  2. Elderberry: Well-known for supporting the immune system. You can find conventionally made elderberry syrups at many stores now, or to save money, make your own. Here is the recipe.
  3. Ginger: Fresh ginger root can be steeped in boiling water to make a tea that is very effective against sinus symptoms and congestion. Ginger baths are a soothing way to stop some of the discomfort of body aches.
  4. Yarrow: This is a common herb for children. Many children’s remedies include yarrow for its soothing properties. It is naturally bitter, so it is often good to include peppermint and stevia leaf (or raw honey) when making a tea. It is great for the liver and kidneys and supports the endocrine system.
  5. Chamomile: An absolute staple for our kids. Chamomile is calming and seems to help children sleep. It tastes great and is easy to get kids to take. We use it in tea and tincture form. My kids always ask for chamomile tea with raw honey when sick.
  6. Peppermint: Great for all digestive disturbances and for calming a fever. It can be used as a tea or tincture or rubbed on the skin to bring a high fever down. It is antimicrobial and antiviral and kids usually love the taste. Take as a hot tea or cold tea during illness in any amounts.

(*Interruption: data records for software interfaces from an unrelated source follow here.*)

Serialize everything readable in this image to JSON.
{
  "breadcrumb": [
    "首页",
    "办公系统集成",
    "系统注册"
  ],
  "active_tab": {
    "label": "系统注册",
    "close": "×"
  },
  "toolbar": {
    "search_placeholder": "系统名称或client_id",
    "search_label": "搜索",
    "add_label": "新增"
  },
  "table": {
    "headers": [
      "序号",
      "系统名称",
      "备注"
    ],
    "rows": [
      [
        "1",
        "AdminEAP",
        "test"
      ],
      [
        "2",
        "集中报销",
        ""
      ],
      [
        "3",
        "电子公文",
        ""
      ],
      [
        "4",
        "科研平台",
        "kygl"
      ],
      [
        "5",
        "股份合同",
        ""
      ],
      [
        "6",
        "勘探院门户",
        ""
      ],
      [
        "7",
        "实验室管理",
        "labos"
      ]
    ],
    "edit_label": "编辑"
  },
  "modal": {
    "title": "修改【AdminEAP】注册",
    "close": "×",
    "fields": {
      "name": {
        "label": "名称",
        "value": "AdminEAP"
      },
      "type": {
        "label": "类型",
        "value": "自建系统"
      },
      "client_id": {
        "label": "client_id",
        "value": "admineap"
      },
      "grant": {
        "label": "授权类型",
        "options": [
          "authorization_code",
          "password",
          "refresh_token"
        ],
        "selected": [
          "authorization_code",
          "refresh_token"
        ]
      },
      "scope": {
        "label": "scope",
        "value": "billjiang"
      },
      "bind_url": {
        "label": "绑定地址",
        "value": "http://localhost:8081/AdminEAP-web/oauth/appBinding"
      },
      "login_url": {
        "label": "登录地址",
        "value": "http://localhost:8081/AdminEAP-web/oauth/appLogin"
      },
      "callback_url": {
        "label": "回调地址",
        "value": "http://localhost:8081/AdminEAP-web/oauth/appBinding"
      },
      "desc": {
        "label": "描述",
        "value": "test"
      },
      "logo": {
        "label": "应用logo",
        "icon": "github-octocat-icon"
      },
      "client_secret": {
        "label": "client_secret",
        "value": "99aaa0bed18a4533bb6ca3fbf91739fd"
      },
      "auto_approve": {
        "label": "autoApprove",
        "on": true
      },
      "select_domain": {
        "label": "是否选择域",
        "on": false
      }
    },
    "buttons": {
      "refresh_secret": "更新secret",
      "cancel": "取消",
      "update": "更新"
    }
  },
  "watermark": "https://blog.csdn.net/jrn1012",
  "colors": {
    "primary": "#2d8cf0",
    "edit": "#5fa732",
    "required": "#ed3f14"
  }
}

This article was medically reviewed by Dr. Scott Soerries, MD, Family Physician and Medical Director of SteadyMD. As always, this is not personal medical advice and we recommend that you talk with your doctor.

How do you keep from getting sick or remedy it naturally when you do? Share your tips below!

Sources:

  1. Braun H, Von andrian-werburg J, Malisova O, et al. Differing Water Intake and Hydration Status in Three European Countries-A Day-to-Day Analysis. Nutrients. 2019;11(4). doi: 10.3390/nu11040773
  2. Lissiman E, Bhasale AL, Cohen M. Garlic for the common cold. Cochrane Database Syst Rev. 2014;(11):CD006206. doi: 10.1002/14651858
  3. Ulbricht C, Basch E, Cheung L, et al. An evidence-based systematic review of elderberry and elderflower (Sambucus nigra) by the Natural Standard Research Collaboration. J Diet Suppl. 2014;11(1):80-120. doi: 10.3109/19390211.2013.859852
  4. Mathes, A., & Bellanger, R. (2010). Herbs and Other Dietary Supplements: Current Regulations and Recommendations for Use to Maintain Health in the Management of the Common Cold or Other Related Infectious Respiratory Illnesses. Journal of Pharmacy Practice, 23(2), 117–127. https://doi.org/10.1177/0897190009358711